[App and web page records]

********************

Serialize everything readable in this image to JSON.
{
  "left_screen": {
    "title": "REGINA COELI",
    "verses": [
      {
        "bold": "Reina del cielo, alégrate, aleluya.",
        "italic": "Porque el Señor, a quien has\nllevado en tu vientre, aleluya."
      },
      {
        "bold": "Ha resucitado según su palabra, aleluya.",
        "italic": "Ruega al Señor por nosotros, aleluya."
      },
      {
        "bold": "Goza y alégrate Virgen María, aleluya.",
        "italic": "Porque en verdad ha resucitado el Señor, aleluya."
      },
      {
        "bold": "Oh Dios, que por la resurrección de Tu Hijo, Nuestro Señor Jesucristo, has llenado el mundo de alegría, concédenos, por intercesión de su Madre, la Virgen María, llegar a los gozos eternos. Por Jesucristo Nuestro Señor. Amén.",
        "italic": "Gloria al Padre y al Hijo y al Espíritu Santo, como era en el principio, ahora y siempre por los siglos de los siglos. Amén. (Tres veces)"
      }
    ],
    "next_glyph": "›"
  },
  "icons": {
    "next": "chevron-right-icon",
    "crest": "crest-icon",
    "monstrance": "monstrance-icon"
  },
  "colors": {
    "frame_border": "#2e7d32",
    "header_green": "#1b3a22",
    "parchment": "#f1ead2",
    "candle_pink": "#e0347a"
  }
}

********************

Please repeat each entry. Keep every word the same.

Serialize everything readable in this image to JSON.
{
  "left_screen": {
    "title": "REGINA COELI",
    "verses": [
      {
        "bold": "Reina del cielo, alégrate, aleluya.",
        "italic": "Porque el Señor, a quien has\nllevado en tu vientre, aleluya."
      },
      {
        "bold": "Ha resucitado según su palabra, aleluya.",
        "italic": "Ruega al Señor por nosotros, aleluya."
      },
      {
        "bold": "Goza y alégrate Virgen María, aleluya.",
        "italic": "Porque en verdad ha resucitado el Señor, aleluya."
      },
      {
        "bold": "Oh Dios, que por la resurrección de Tu Hijo, Nuestro Señor Jesucristo, has llenado el mundo de alegría, concédenos, por intercesión de su Madre, la Virgen María, llegar a los gozos eternos. Por Jesucristo Nuestro Señor. Amén.",
        "italic": "Gloria al Padre y al Hijo y al Espíritu Santo, como era en el principio, ahora y siempre por los siglos de los siglos. Amén. (Tres veces)"
      }
    ],
    "next_glyph": "›"
  },
  "icons": {
    "next": "chevron-right-icon",
    "crest": "crest-icon",
    "monstrance": "monstrance-icon"
  },
  "colors": {
    "frame_border": "#2e7d32",
    "header_green": "#1b3a22",
    "parchment": "#f1ead2",
    "candle_pink": "#e0347a"
  }
}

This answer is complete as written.